Parsley seeds are slow to germinate, so don’t be disheartened if you don’t see growth right away! Soaking the seeds in water overnight before planting can speed up the process.
Oregano plants not only provide seasoning — they also produce beautiful pink flowers! Their appearance makes them great for adding colour to outside flower beds. However, you can start off growing them in pots indoors.
Oregano likes well-drained soil, so it’s best to let it dry out between waterings. Frequent harvesting helps new shoots grow.
You can grow mint from seeds, but it’s often easier to buy a young plant from the garden centre and nurture its growth. There are two most commonly grown types of mint, spearmint and peppermint, with each having a unique flavour and aroma.
Mint plants spread easily, so it’s a good idea to grow them in containers inside (or in plant pots) so they don't take over your garden! Mint likes a sunny or partially shaded spot.
Coriander is another versatile herb that grows well in the ground or containers. Like rosemary, coriander seeds can take a while to germinate, and the plant itself is quite short-lived. You might like to sow a few seeds regularly.
Coriander likes lots of water. However, it’s important to let the soil dry out a little between each watering.
The best time to sow chives is in March and April. They can grow quite big, so make sure they have enough space to spread.
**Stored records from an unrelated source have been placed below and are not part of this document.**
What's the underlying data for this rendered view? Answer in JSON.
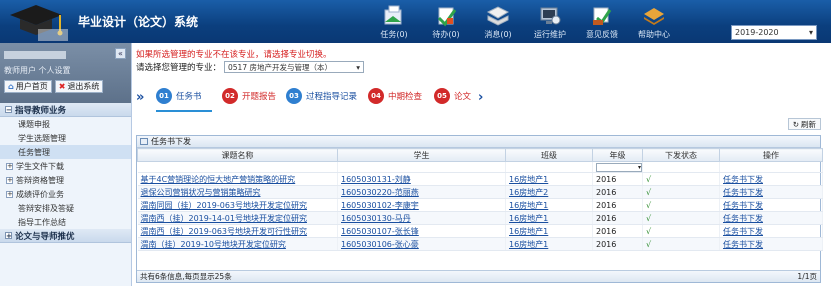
{
  "app": {
    "title": "毕业设计（论文）系统"
  },
  "nav": [
    {
      "label": "任务(0)",
      "icon": "tasks-icon"
    },
    {
      "label": "待办(0)",
      "icon": "todo-icon"
    },
    {
      "label": "消息(0)",
      "icon": "message-icon"
    },
    {
      "label": "运行维护",
      "icon": "maintenance-icon"
    },
    {
      "label": "意见反馈",
      "icon": "feedback-icon"
    },
    {
      "label": "帮助中心",
      "icon": "help-icon"
    }
  ],
  "year_select": {
    "value": "2019-2020"
  },
  "sidebar": {
    "user_info": "教师用户  个人设置",
    "home_btn": "用户首页",
    "logout_btn": "退出系统",
    "sections": [
      {
        "title": "指导教师业务"
      },
      {
        "title": "论文与导师推优"
      }
    ],
    "items": [
      {
        "label": "课题申报",
        "active": false,
        "expandable": false
      },
      {
        "label": "学生选题管理",
        "active": false,
        "expandable": false
      },
      {
        "label": "任务管理",
        "active": true,
        "expandable": false
      },
      {
        "label": "学生文件下载",
        "active": false,
        "expandable": true
      },
      {
        "label": "答辩资格管理",
        "active": false,
        "expandable": true
      },
      {
        "label": "成绩评价业务",
        "active": false,
        "expandable": true
      },
      {
        "label": "答辩安排及答疑",
        "active": false,
        "expandable": false
      },
      {
        "label": "指导工作总结",
        "active": false,
        "expandable": false
      }
    ]
  },
  "main": {
    "notice": "如果所选管理的专业不在该专业，请选择专业切换。",
    "major_label": "请选择您管理的专业：",
    "major_value": "0517 房地产开发与管理（本）",
    "steps": [
      {
        "num": "01",
        "label": "任务书",
        "color": "#2f7fd0"
      },
      {
        "num": "02",
        "label": "开题报告",
        "color": "#d22a2a"
      },
      {
        "num": "03",
        "label": "过程指导记录",
        "color": "#2f7fd0"
      },
      {
        "num": "04",
        "label": "中期检查",
        "color": "#d22a2a"
      },
      {
        "num": "05",
        "label": "论文",
        "color": "#d22a2a"
      }
    ],
    "refresh": "刷新",
    "grid": {
      "title": "任务书下发",
      "columns": [
        "课题名称",
        "学生",
        "班级",
        "年级",
        "下发状态",
        "操作"
      ],
      "rows": [
        {
          "title": "基于4C营销理论的恒大地产营销策略的研究",
          "student": "1605030131-刘静",
          "class": "16房地产1",
          "grade": "2016",
          "status": "√",
          "action": "任务书下发"
        },
        {
          "title": "退保公司营销状况与营销策略研究",
          "student": "1605030220-范丽燕",
          "class": "16房地产2",
          "grade": "2016",
          "status": "√",
          "action": "任务书下发"
        },
        {
          "title": "渭南同园（挂）2019-063号地块开发定位研究",
          "student": "1605030102-李康宇",
          "class": "16房地产1",
          "grade": "2016",
          "status": "√",
          "action": "任务书下发"
        },
        {
          "title": "渭南西（挂）2019-14-01号地块开发定位研究",
          "student": "1605030130-马丹",
          "class": "16房地产1",
          "grade": "2016",
          "status": "√",
          "action": "任务书下发"
        },
        {
          "title": "渭南西（挂）2019-063号地块开发可行性研究",
          "student": "1605030107-张长锋",
          "class": "16房地产1",
          "grade": "2016",
          "status": "√",
          "action": "任务书下发"
        },
        {
          "title": "渭南（挂）2019-10号地块开发定位研究",
          "student": "1605030106-张心豪",
          "class": "16房地产1",
          "grade": "2016",
          "status": "√",
          "action": "任务书下发"
        }
      ],
      "footer_left": "共有6条信息,每页显示25条",
      "footer_right": "1/1页"
    }
  },
  "colors": {
    "header": "#0b3f7e",
    "accent": "#1a4fa0",
    "alert": "#d62020"
  }
}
Chives like moist soil, so it’s best to water them frequently — just be careful not to let the soil become waterlogged. A self-watering herb keeper can make sure the plants have a consistent moisture level.
Once picked, chives (which are a member of the onion family) are great in omelettes and salads.
Fragrant dill grows best at temperatures between 15 and 24℃ (60-75℉). As such, it needs a cool spot inside. Alternatively, you can grow it outside in the spring and autumn.
However, it’s worth noting that dill plants don’t like root disturbance. So if you plant them outside and wish to bring them indoors in the summer and winter, grow them in pots and bring the whole container inside.
Storing fresh cut herbs
Once you’ve flexed your green thumb and have an aromatic garden or windowsill full of delicious fresh herbs, you’ll need somewhere to store the harvested cuttings. A Freshly Cut Herb Keeper Pot can prevent your herbs from wilting. To ensure you can store your herbs hassle-free, we designed the pot to be slim fit to slot straight into the fridge without getting in the way and for easy access.